Micromanagement is not a small matter. Besides lowering morale and increasing turnover, the absenteeism and employee disengagement that micromanagement causes can cost a 10,000-person company $600,000 annually in lost salary.
The motivation for micromanaging can come from insecurity in a new role, lack of faith in a team, or just an inability to relinquish control. At their core, these all point to broader problems in communication. And while the behaviors of individual managers may vary, the outcome is always the same: lost opportunities, derailed schedules, and under-performance as valuable managerial time gets wasted on tasks that shouldn't need high-level supervision.
Though this can be a problem of individual teams rather than a whole organization, it is also one where intervention from senior leadership can make a significant impact. Managers who are struggling due to breakdowns in communication can be supported with the right combination of data and tools to drive employee accountability while giving managers visibility and confidence.
The signs of a micromanager are well known: keeping high-level tasks to themselves; resistance to employee ideas; demanding approval over every decision; insisting on unnecessary meetings and updates. These are short-term solutions that create long-term problems. While micromanaging may temporarily allay the anxieties of a manager, or plug a gap that exists in staffing, this comes at the cost of employee development in problem-solving and decision-making skills.
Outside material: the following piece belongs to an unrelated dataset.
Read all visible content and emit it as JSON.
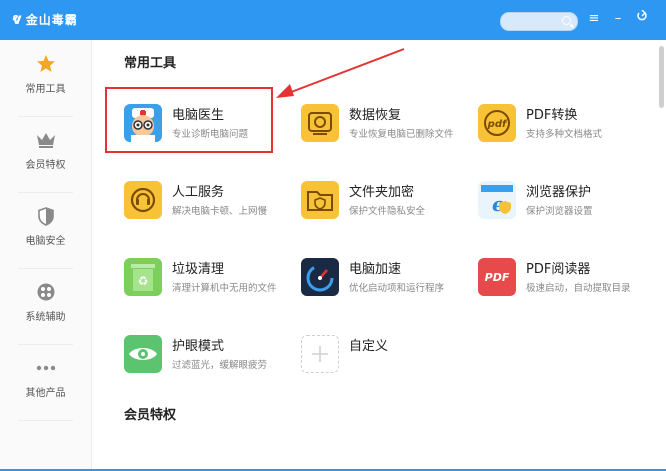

What's not as well known are the strategies and tools that leaders need to put an end to this behavior. At the most basic level, when people are given better data, they'll have better communication. By providing access to centralized analytics and customized dashboards, executives can supply anxious managers with the deep insights into productivity and progress that they're craving, without alienating and frustrating employees.
Create better reporting through UDAPs
Some micromanagers demand step-by-baby-step status updates; they want insight (and the opportunity to weigh in) on every decision. This quickly demoralizes a team, and starts to feel like surveillance. Custom dashboards, shaped by the KPIs the C-suite wants prioritized, are one way of helping managers keep their eyes in the right place. Managerial time is precious, not to mention expensive; by articulating the OKRs and metrics worth watching, executives can guide managers toward the types of oversight they are expecting.
Additionally, by creating a centralized, synced source of data, leaders can give managers insights into employee progress that don't involve looking over anyone's shoulder. Data drawn from a UDAP means fewer reports and updates to get the same level of insight, and the accuracy and speed of that insight can help alleviate managers' anxiety about whether projects are still moving in the right direction.
Create a culture of communication
Sometimes, what a manger thinks is good communication feels like over-communication to their employees. One intervention senior leadership can make is modeling good communication practices among themselves and their teams. Whether it's stand-ups, as-needed status updates, or check-ins at regular intervals, executives can demonstrate their own use of appropriate tools and channels to maintain an investment in (and not a stranglehold over) the work of others.
Another place senior leadership can prove vital is in providing the right spaces and expectations for fostering communication and collaboration. Offering employees multiple channels is fantastic, but it's important that those channels not just become another place for micromanagers to monitor. By establishing guidelines about how different spaces should be used, and modeling useful updates at a reasonable frequency, top leaders can show micromanagers that staying in the loop doesn't have to mean being present for every conversation.
Create systems of accountability
One motivation behind micromanagement is a desire for more accountability. This is an area where tiny changes in company culture can create a big impact. By introducing standard practices around goal setting, project planning, and status updates, it's easy to build accountability into daily processes in ways that don't feel overbearing or critical. This will reduce friction among teams, even if a manager is hesitant to change. When the practice of checking in is formalized, it doesn't have to feel judgmental to employees. Instead, it just becomes another step in the workflow.
Providing audit tools that enable people to assess their own performance can also give managers more insight into their teams' day-to-day work. Apart from helping them better understand individuals' skill sets, the needs of specific roles, and employees' development on the job, it also helps identify skills gaps and allows managers to align work assignments in a way that fosters employee success. Perhaps most importantly, it provides a channel for two-way communication between managers and their reports, giving employees a concrete way to have their voices heard.
Staying on the right track
Breakdowns in communication between employees and managers can be the cause of micromanagement, or a response to it. The good news is that good communication is a practice, one that's made easier when enabled by the right technology and fostered within the larger company culture. Senior leadership can facilitate both of these elements, providing access to centralized sources of information while modeling the types of engagement that are beneficial to organizational alignment.
Regardless of its cause, poor management always creates the risk of lost productivity, lower morale, and higher turnover. Great management, enabled by the right tech and the right leadership, creates the opposite: more employee growth and autonomy; higher employee satisfaction and productivity; better collaboration and faster results.